Wherever the word "Machine" occurs in the listing below, copy that whole line.
DATASET EXTRACT START
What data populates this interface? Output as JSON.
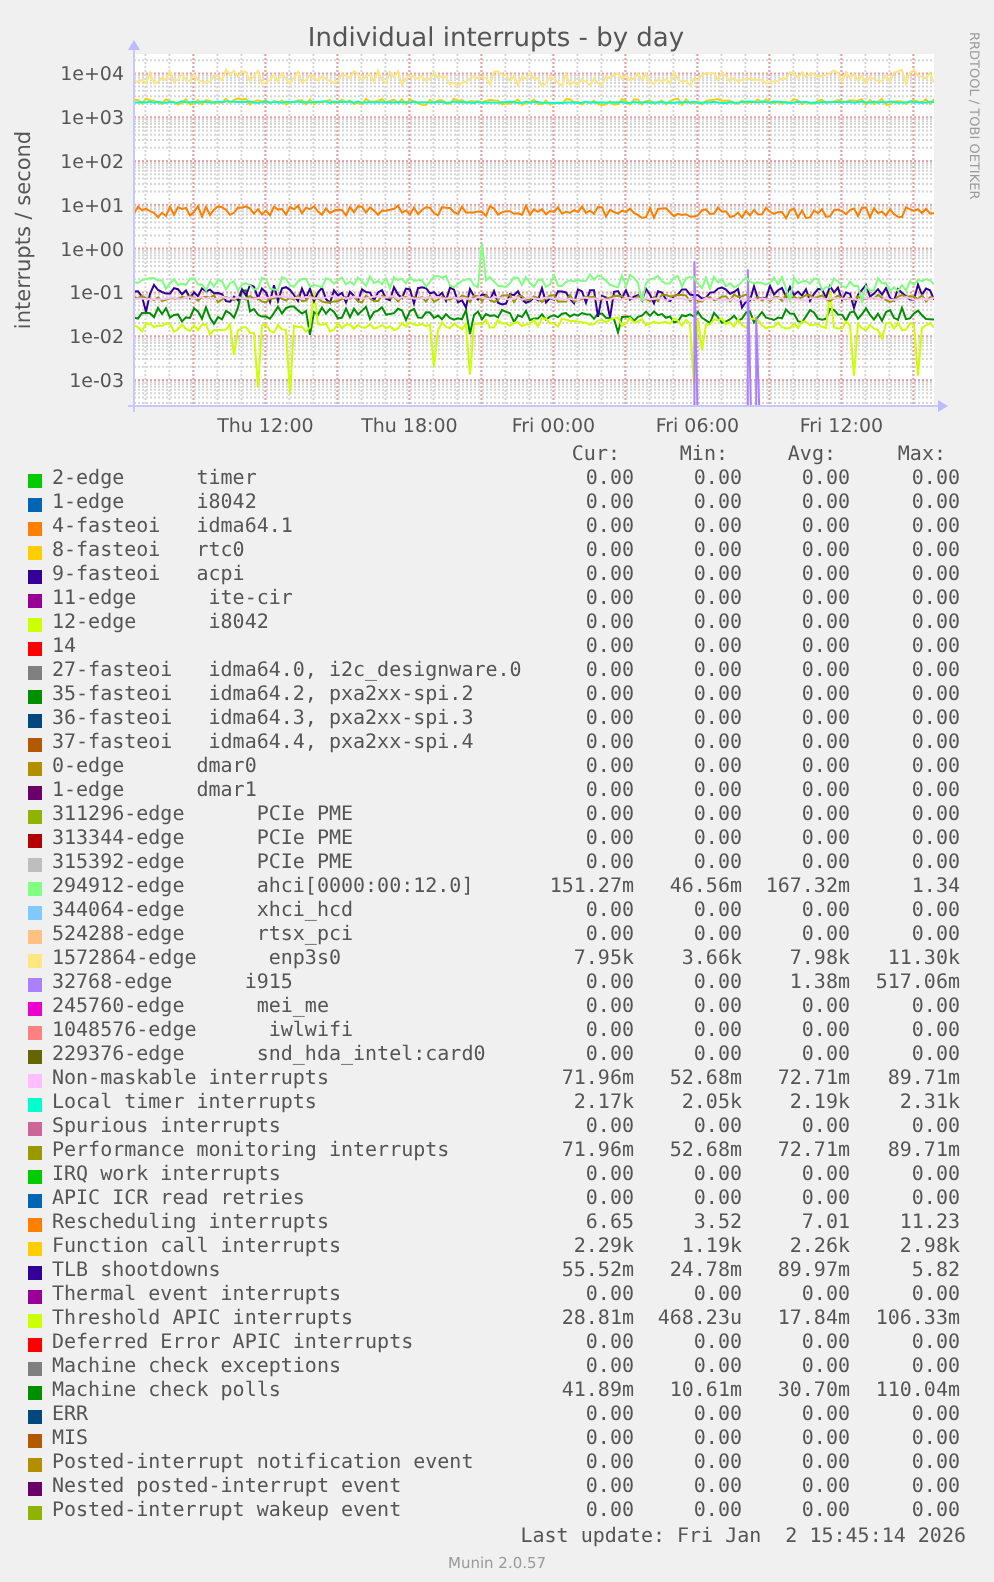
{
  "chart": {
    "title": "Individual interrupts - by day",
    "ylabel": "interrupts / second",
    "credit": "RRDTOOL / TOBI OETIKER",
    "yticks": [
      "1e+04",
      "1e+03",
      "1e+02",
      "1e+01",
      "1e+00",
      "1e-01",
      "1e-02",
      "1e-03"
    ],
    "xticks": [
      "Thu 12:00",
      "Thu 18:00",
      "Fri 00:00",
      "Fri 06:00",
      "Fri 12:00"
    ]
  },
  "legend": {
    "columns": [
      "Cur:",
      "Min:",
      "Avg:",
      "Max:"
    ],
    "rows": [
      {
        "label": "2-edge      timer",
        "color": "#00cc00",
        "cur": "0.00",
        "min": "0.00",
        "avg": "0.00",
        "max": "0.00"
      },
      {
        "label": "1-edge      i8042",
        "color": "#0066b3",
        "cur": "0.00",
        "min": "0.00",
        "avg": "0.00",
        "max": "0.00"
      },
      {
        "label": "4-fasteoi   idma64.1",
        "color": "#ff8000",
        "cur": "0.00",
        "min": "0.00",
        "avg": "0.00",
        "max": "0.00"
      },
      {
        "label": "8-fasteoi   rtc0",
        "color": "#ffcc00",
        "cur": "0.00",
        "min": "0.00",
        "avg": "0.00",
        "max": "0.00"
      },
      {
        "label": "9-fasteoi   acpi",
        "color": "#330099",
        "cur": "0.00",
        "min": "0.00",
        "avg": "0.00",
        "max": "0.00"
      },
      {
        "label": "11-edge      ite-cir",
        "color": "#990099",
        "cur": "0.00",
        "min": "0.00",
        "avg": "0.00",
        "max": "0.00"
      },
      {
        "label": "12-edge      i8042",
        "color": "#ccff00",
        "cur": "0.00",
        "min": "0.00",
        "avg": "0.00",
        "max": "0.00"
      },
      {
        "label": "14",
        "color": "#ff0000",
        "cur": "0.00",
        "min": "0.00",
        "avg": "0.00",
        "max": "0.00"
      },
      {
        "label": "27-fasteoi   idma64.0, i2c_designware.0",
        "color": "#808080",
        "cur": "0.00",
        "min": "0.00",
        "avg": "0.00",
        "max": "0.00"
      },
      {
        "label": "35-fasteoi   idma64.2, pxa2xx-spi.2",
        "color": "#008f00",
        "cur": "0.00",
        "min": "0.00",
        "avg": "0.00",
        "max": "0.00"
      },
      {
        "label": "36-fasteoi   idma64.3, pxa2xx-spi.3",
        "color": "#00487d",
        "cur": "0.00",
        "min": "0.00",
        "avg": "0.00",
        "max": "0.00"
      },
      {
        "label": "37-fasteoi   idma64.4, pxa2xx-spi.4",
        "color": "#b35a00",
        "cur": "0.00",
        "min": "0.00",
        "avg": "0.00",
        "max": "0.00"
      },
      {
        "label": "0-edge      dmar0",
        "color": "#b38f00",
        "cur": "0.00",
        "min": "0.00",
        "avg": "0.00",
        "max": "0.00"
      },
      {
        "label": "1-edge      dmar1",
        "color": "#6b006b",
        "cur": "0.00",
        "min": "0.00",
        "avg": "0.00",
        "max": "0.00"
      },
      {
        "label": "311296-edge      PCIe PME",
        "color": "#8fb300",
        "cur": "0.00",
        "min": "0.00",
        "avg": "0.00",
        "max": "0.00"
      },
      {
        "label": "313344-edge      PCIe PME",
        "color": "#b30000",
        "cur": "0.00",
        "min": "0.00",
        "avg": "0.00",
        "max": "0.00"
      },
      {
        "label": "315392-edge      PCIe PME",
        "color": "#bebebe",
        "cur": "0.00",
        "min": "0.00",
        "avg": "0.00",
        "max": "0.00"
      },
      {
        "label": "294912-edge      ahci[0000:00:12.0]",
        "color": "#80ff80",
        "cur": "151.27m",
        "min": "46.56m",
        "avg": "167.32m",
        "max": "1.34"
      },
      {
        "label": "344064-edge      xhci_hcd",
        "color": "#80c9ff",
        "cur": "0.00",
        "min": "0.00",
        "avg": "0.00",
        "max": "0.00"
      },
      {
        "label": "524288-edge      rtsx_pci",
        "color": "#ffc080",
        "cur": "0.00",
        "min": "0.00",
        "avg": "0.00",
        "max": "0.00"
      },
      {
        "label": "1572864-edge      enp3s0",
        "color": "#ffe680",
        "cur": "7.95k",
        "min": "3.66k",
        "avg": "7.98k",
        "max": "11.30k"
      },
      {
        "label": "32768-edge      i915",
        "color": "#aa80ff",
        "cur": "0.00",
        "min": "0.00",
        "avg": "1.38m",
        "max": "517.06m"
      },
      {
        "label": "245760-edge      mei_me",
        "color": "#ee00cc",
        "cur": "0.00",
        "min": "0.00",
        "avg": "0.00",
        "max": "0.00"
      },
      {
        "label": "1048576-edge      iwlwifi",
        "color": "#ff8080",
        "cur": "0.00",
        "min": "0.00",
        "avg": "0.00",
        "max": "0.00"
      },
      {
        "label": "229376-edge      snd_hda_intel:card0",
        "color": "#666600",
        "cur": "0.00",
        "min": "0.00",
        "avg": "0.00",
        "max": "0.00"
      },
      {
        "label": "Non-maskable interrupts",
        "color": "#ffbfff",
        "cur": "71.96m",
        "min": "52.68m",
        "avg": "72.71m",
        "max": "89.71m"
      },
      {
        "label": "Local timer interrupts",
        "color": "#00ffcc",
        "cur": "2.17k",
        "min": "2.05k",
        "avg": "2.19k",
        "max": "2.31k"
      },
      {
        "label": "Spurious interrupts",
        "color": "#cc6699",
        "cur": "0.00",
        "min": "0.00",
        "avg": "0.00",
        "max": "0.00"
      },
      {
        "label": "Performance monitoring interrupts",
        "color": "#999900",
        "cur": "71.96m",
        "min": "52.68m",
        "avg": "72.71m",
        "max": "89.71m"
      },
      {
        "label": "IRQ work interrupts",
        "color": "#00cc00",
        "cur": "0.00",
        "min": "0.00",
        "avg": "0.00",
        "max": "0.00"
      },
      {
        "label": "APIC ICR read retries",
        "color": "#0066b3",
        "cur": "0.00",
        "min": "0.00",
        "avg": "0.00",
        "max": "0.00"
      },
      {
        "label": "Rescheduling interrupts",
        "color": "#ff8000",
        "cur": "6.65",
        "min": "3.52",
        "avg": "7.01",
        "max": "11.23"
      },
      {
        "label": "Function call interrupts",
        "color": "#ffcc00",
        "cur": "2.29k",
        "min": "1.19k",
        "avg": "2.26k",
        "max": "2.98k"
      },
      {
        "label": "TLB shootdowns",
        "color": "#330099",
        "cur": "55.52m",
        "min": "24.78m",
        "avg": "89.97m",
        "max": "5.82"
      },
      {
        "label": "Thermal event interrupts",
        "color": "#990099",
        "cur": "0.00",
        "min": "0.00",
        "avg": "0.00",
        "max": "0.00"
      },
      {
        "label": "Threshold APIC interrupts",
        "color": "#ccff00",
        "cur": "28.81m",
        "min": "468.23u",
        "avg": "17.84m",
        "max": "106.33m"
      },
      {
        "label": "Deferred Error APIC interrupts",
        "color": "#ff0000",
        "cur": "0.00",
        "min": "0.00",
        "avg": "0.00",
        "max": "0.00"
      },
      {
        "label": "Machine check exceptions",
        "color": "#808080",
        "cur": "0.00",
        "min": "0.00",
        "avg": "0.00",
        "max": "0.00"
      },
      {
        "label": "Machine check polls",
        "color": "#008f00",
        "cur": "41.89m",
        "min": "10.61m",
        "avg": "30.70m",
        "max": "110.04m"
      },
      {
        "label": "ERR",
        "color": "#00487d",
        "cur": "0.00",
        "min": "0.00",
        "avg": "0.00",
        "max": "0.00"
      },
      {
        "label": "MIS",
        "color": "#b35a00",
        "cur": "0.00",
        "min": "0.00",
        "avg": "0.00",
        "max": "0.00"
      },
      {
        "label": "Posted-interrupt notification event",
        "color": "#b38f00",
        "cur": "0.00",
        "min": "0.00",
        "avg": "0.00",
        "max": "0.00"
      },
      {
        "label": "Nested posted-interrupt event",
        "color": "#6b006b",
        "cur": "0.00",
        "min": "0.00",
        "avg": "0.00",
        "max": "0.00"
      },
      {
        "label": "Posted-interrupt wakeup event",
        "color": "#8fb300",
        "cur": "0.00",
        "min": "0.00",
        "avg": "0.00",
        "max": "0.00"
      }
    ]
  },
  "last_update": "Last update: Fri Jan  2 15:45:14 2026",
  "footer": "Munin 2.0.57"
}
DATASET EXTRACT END
- **YOUR SOLUTION**:
        "label": "Machine check exceptions",
        "label": "Machine check polls",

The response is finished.